> **What you will do**
Output the entries below unchanged, except for the pictures.

> **Dataset rows describing interfaces**
+-------+

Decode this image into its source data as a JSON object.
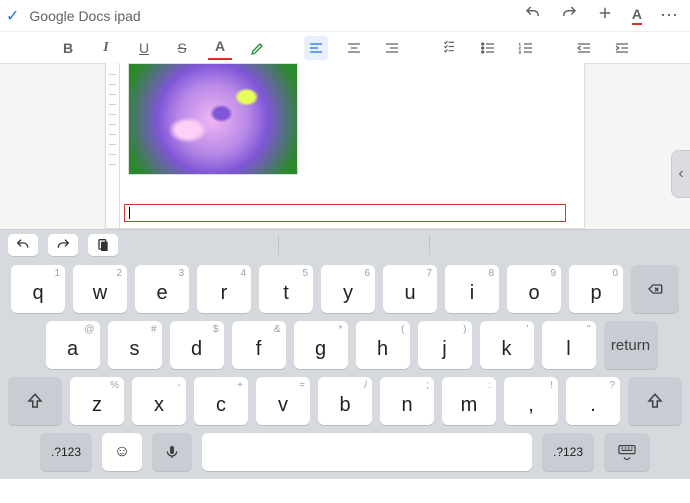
{
  "header": {
    "title": "Google Docs ipad",
    "font_color_label": "A"
  },
  "fmt": {
    "bold": "B",
    "italic": "I",
    "underline": "U",
    "strike": "S",
    "text_color": "A"
  },
  "edge_tab": {
    "glyph": "‹"
  },
  "keyboard": {
    "row1": [
      {
        "sec": "1",
        "main": "q"
      },
      {
        "sec": "2",
        "main": "w"
      },
      {
        "sec": "3",
        "main": "e"
      },
      {
        "sec": "4",
        "main": "r"
      },
      {
        "sec": "5",
        "main": "t"
      },
      {
        "sec": "6",
        "main": "y"
      },
      {
        "sec": "7",
        "main": "u"
      },
      {
        "sec": "8",
        "main": "i"
      },
      {
        "sec": "9",
        "main": "o"
      },
      {
        "sec": "0",
        "main": "p"
      }
    ],
    "row2": [
      {
        "sec": "@",
        "main": "a"
      },
      {
        "sec": "#",
        "main": "s"
      },
      {
        "sec": "$",
        "main": "d"
      },
      {
        "sec": "&",
        "main": "f"
      },
      {
        "sec": "*",
        "main": "g"
      },
      {
        "sec": "(",
        "main": "h"
      },
      {
        "sec": ")",
        "main": "j"
      },
      {
        "sec": "'",
        "main": "k"
      },
      {
        "sec": "\"",
        "main": "l"
      }
    ],
    "row3": [
      {
        "sec": "%",
        "main": "z"
      },
      {
        "sec": "-",
        "main": "x"
      },
      {
        "sec": "+",
        "main": "c"
      },
      {
        "sec": "=",
        "main": "v"
      },
      {
        "sec": "/",
        "main": "b"
      },
      {
        "sec": ";",
        "main": "n"
      },
      {
        "sec": ":",
        "main": "m"
      },
      {
        "sec": "!",
        "main": ","
      },
      {
        "sec": "?",
        "main": "."
      }
    ],
    "return_label": "return",
    "mode_label": ".?123"
  }
}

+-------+

> **Finished exercise**
Decode this image into its source data as a JSON object.
{
  "header": {
    "title": "Google Docs ipad",
    "font_color_label": "A"
  },
  "fmt": {
    "bold": "B",
    "italic": "I",
    "underline": "U",
    "strike": "S",
    "text_color": "A"
  },
  "edge_tab": {
    "glyph": "‹"
  },
  "keyboard": {
    "row1": [
      {
        "sec": "1",
        "main": "q"
      },
      {
        "sec": "2",
        "main": "w"
      },
      {
        "sec": "3",
        "main": "e"
      },
      {
        "sec": "4",
        "main": "r"
      },
      {
        "sec": "5",
        "main": "t"
      },
      {
        "sec": "6",
        "main": "y"
      },
      {
        "sec": "7",
        "main": "u"
      },
      {
        "sec": "8",
        "main": "i"
      },
      {
        "sec": "9",
        "main": "o"
      },
      {
        "sec": "0",
        "main": "p"
      }
    ],
    "row2": [
      {
        "sec": "@",
        "main": "a"
      },
      {
        "sec": "#",
        "main": "s"
      },
      {
        "sec": "$",
        "main": "d"
      },
      {
        "sec": "&",
        "main": "f"
      },
      {
        "sec": "*",
        "main": "g"
      },
      {
        "sec": "(",
        "main": "h"
      },
      {
        "sec": ")",
        "main": "j"
      },
      {
        "sec": "'",
        "main": "k"
      },
      {
        "sec": "\"",
        "main": "l"
      }
    ],
    "row3": [
      {
        "sec": "%",
        "main": "z"
      },
      {
        "sec": "-",
        "main": "x"
      },
      {
        "sec": "+",
        "main": "c"
      },
      {
        "sec": "=",
        "main": "v"
      },
      {
        "sec": "/",
        "main": "b"
      },
      {
        "sec": ";",
        "main": "n"
      },
      {
        "sec": ":",
        "main": "m"
      },
      {
        "sec": "!",
        "main": ","
      },
      {
        "sec": "?",
        "main": "."
      }
    ],
    "return_label": "return",
    "mode_label": ".?123"
  }
}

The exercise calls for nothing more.